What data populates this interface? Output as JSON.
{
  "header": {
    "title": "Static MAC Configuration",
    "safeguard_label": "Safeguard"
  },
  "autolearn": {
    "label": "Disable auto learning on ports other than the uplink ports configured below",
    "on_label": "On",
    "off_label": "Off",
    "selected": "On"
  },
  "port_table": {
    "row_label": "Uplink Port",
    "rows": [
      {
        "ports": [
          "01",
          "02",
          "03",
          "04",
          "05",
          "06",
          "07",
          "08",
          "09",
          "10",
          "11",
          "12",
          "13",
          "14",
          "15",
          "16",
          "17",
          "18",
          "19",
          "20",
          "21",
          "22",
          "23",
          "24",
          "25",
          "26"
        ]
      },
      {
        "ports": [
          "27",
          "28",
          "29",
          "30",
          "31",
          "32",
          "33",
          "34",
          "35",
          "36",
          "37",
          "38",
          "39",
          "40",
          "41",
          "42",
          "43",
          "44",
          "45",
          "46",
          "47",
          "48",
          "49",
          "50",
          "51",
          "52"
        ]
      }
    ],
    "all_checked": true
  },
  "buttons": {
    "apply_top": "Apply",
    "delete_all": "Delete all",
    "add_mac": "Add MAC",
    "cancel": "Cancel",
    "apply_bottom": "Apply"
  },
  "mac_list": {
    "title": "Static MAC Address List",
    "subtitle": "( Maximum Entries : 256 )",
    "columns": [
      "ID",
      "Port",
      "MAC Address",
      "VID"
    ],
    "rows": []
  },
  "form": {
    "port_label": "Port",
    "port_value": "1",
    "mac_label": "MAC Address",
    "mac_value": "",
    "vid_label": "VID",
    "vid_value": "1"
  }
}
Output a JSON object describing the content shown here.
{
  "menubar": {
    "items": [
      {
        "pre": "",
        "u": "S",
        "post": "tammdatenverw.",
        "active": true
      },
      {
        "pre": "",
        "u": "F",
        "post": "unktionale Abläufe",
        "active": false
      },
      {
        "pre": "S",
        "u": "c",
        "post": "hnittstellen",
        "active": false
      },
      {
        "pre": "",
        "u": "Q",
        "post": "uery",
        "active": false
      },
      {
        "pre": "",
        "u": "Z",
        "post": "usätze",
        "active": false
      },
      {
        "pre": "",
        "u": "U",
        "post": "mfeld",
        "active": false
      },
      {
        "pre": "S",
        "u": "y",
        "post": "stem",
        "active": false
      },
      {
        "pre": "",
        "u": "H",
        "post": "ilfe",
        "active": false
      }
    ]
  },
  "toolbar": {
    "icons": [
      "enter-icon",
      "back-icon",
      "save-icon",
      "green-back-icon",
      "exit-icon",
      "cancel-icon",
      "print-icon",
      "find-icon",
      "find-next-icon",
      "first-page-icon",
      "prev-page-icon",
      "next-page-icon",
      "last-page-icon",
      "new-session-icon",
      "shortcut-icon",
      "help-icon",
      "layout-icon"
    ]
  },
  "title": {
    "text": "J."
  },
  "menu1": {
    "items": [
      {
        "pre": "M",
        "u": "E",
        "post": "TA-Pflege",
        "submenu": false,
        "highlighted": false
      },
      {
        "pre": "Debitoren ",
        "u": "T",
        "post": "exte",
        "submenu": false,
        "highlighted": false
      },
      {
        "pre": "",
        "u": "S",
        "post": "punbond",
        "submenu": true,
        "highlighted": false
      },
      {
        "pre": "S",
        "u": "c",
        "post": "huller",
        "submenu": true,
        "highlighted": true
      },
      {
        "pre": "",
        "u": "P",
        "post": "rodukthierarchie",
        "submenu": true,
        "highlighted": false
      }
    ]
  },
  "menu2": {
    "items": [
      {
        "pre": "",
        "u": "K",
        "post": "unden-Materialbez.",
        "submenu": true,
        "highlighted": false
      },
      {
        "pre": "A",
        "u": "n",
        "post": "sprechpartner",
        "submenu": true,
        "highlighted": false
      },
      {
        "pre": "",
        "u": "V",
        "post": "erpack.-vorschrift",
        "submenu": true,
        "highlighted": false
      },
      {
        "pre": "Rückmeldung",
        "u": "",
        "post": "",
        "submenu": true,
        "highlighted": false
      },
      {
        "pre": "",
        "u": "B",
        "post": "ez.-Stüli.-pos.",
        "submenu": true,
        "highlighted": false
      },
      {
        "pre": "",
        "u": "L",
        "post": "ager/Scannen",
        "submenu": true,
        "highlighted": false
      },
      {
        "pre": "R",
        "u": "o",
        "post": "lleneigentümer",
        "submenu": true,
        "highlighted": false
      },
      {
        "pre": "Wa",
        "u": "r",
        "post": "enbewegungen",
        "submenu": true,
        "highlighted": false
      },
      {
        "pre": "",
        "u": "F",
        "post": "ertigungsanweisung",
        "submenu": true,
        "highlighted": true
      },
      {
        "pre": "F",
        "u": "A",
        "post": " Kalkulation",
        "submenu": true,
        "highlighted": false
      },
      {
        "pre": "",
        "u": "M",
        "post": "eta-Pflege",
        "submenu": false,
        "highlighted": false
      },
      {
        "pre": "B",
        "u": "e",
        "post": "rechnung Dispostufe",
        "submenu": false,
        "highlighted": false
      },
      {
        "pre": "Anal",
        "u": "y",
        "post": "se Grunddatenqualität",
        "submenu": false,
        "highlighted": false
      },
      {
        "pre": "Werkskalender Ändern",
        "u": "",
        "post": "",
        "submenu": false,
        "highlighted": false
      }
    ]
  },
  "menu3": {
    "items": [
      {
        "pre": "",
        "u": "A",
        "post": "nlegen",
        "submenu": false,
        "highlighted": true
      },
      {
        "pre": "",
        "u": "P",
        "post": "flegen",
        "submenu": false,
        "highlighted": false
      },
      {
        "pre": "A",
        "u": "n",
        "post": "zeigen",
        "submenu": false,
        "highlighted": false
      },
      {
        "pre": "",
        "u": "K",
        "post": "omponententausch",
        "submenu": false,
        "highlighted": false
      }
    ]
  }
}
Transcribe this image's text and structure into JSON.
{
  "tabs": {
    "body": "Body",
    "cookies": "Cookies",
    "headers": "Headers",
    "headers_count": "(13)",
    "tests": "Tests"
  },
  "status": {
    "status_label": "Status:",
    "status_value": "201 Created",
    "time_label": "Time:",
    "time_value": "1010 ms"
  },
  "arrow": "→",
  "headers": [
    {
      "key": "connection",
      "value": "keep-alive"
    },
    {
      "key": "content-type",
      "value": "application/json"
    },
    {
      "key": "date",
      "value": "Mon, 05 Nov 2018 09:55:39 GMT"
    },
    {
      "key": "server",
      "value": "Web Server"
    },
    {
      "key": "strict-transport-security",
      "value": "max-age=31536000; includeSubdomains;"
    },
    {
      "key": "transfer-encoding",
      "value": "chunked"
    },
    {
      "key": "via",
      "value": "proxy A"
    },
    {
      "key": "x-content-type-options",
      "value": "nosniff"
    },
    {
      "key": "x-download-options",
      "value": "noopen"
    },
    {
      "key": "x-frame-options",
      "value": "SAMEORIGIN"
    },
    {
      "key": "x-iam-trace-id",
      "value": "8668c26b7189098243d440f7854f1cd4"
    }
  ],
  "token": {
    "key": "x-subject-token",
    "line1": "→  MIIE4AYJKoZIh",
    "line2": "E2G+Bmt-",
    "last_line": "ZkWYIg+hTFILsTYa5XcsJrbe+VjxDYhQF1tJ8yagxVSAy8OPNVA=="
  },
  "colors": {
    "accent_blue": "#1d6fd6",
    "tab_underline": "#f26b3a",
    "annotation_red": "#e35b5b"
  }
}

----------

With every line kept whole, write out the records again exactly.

What data populates this interface? Output as JSON.
{
  "header": {
    "title": "Static MAC Configuration",
    "safeguard_label": "Safeguard"
  },
  "autolearn": {
    "label": "Disable auto learning on ports other than the uplink ports configured below",
    "on_label": "On",
    "off_label": "Off",
    "selected": "On"
  },
  "port_table": {
    "row_label": "Uplink Port",
    "rows": [
      {
        "ports": [
          "01",
          "02",
          "03",
          "04",
          "05",
          "06",
          "07",
          "08",
          "09",
          "10",
          "11",
          "12",
          "13",
          "14",
          "15",
          "16",
          "17",
          "18",
          "19",
          "20",
          "21",
          "22",
          "23",
          "24",
          "25",
          "26"
        ]
      },
      {
        "ports": [
          "27",
          "28",
          "29",
          "30",
          "31",
          "32",
          "33",
          "34",
          "35",
          "36",
          "37",
          "38",
          "39",
          "40",
          "41",
          "42",
          "43",
          "44",
          "45",
          "46",
          "47",
          "48",
          "49",
          "50",
          "51",
          "52"
        ]
      }
    ],
    "all_checked": true
  },
  "buttons": {
    "apply_top": "Apply",
    "delete_all": "Delete all",
    "add_mac": "Add MAC",
    "cancel": "Cancel",
    "apply_bottom": "Apply"
  },
  "mac_list": {
    "title": "Static MAC Address List",
    "subtitle": "( Maximum Entries : 256 )",
    "columns": [
      "ID",
      "Port",
      "MAC Address",
      "VID"
    ],
    "rows": []
  },
  "form": {
    "port_label": "Port",
    "port_value": "1",
    "mac_label": "MAC Address",
    "mac_value": "",
    "vid_label": "VID",
    "vid_value": "1"
  }
}
Output a JSON object describing the content shown here.
{
  "menubar": {
    "items": [
      {
        "pre": "",
        "u": "S",
        "post": "tammdatenverw.",
        "active": true
      },
      {
        "pre": "",
        "u": "F",
        "post": "unktionale Abläufe",
        "active": false
      },
      {
        "pre": "S",
        "u": "c",
        "post": "hnittstellen",
        "active": false
      },
      {
        "pre": "",
        "u": "Q",
        "post": "uery",
        "active": false
      },
      {
        "pre": "",
        "u": "Z",
        "post": "usätze",
        "active": false
      },
      {
        "pre": "",
        "u": "U",
        "post": "mfeld",
        "active": false
      },
      {
        "pre": "S",
        "u": "y",
        "post": "stem",
        "active": false
      },
      {
        "pre": "",
        "u": "H",
        "post": "ilfe",
        "active": false
      }
    ]
  },
  "toolbar": {
    "icons": [
      "enter-icon",
      "back-icon",
      "save-icon",
      "green-back-icon",
      "exit-icon",
      "cancel-icon",
      "print-icon",
      "find-icon",
      "find-next-icon",
      "first-page-icon",
      "prev-page-icon",
      "next-page-icon",
      "last-page-icon",
      "new-session-icon",
      "shortcut-icon",
      "help-icon",
      "layout-icon"
    ]
  },
  "title": {
    "text": "J."
  },
  "menu1": {
    "items": [
      {
        "pre": "M",
        "u": "E",
        "post": "TA-Pflege",
        "submenu": false,
        "highlighted": false
      },
      {
        "pre": "Debitoren ",
        "u": "T",
        "post": "exte",
        "submenu": false,
        "highlighted": false
      },
      {
        "pre": "",
        "u": "S",
        "post": "punbond",
        "submenu": true,
        "highlighted": false
      },
      {
        "pre": "S",
        "u": "c",
        "post": "huller",
        "submenu": true,
        "highlighted": true
      },
      {
        "pre": "",
        "u": "P",
        "post": "rodukthierarchie",
        "submenu": true,
        "highlighted": false
      }
    ]
  },
  "menu2": {
    "items": [
      {
        "pre": "",
        "u": "K",
        "post": "unden-Materialbez.",
        "submenu": true,
        "highlighted": false
      },
      {
        "pre": "A",
        "u": "n",
        "post": "sprechpartner",
        "submenu": true,
        "highlighted": false
      },
      {
        "pre": "",
        "u": "V",
        "post": "erpack.-vorschrift",
        "submenu": true,
        "highlighted": false
      },
      {
        "pre": "Rückmeldung",
        "u": "",
        "post": "",
        "submenu": true,
        "highlighted": false
      },
      {
        "pre": "",
        "u": "B",
        "post": "ez.-Stüli.-pos.",
        "submenu": true,
        "highlighted": false
      },
      {
        "pre": "",
        "u": "L",
        "post": "ager/Scannen",
        "submenu": true,
        "highlighted": false
      },
      {
        "pre": "R",
        "u": "o",
        "post": "lleneigentümer",
        "submenu": true,
        "highlighted": false
      },
      {
        "pre": "Wa",
        "u": "r",
        "post": "enbewegungen",
        "submenu": true,
        "highlighted": false
      },
      {
        "pre": "",
        "u": "F",
        "post": "ertigungsanweisung",
        "submenu": true,
        "highlighted": true
      },
      {
        "pre": "F",
        "u": "A",
        "post": " Kalkulation",
        "submenu": true,
        "highlighted": false
      },
      {
        "pre": "",
        "u": "M",
        "post": "eta-Pflege",
        "submenu": false,
        "highlighted": false
      },
      {
        "pre": "B",
        "u": "e",
        "post": "rechnung Dispostufe",
        "submenu": false,
        "highlighted": false
      },
      {
        "pre": "Anal",
        "u": "y",
        "post": "se Grunddatenqualität",
        "submenu": false,
        "highlighted": false
      },
      {
        "pre": "Werkskalender Ändern",
        "u": "",
        "post": "",
        "submenu": false,
        "highlighted": false
      }
    ]
  },
  "menu3": {
    "items": [
      {
        "pre": "",
        "u": "A",
        "post": "nlegen",
        "submenu": false,
        "highlighted": true
      },
      {
        "pre": "",
        "u": "P",
        "post": "flegen",
        "submenu": false,
        "highlighted": false
      },
      {
        "pre": "A",
        "u": "n",
        "post": "zeigen",
        "submenu": false,
        "highlighted": false
      },
      {
        "pre": "",
        "u": "K",
        "post": "omponententausch",
        "submenu": false,
        "highlighted": false
      }
    ]
  }
}
Transcribe this image's text and structure into JSON.
{
  "tabs": {
    "body": "Body",
    "cookies": "Cookies",
    "headers": "Headers",
    "headers_count": "(13)",
    "tests": "Tests"
  },
  "status": {
    "status_label": "Status:",
    "status_value": "201 Created",
    "time_label": "Time:",
    "time_value": "1010 ms"
  },
  "arrow": "→",
  "headers": [
    {
      "key": "connection",
      "value": "keep-alive"
    },
    {
      "key": "content-type",
      "value": "application/json"
    },
    {
      "key": "date",
      "value": "Mon, 05 Nov 2018 09:55:39 GMT"
    },
    {
      "key": "server",
      "value": "Web Server"
    },
    {
      "key": "strict-transport-security",
      "value": "max-age=31536000; includeSubdomains;"
    },
    {
      "key": "transfer-encoding",
      "value": "chunked"
    },
    {
      "key": "via",
      "value": "proxy A"
    },
    {
      "key": "x-content-type-options",
      "value": "nosniff"
    },
    {
      "key": "x-download-options",
      "value": "noopen"
    },
    {
      "key": "x-frame-options",
      "value": "SAMEORIGIN"
    },
    {
      "key": "x-iam-trace-id",
      "value": "8668c26b7189098243d440f7854f1cd4"
    }
  ],
  "token": {
    "key": "x-subject-token",
    "line1": "→  MIIE4AYJKoZIh",
    "line2": "E2G+Bmt-",
    "last_line": "ZkWYIg+hTFILsTYa5XcsJrbe+VjxDYhQF1tJ8yagxVSAy8OPNVA=="
  },
  "colors": {
    "accent_blue": "#1d6fd6",
    "tab_underline": "#f26b3a",
    "annotation_red": "#e35b5b"
  }
}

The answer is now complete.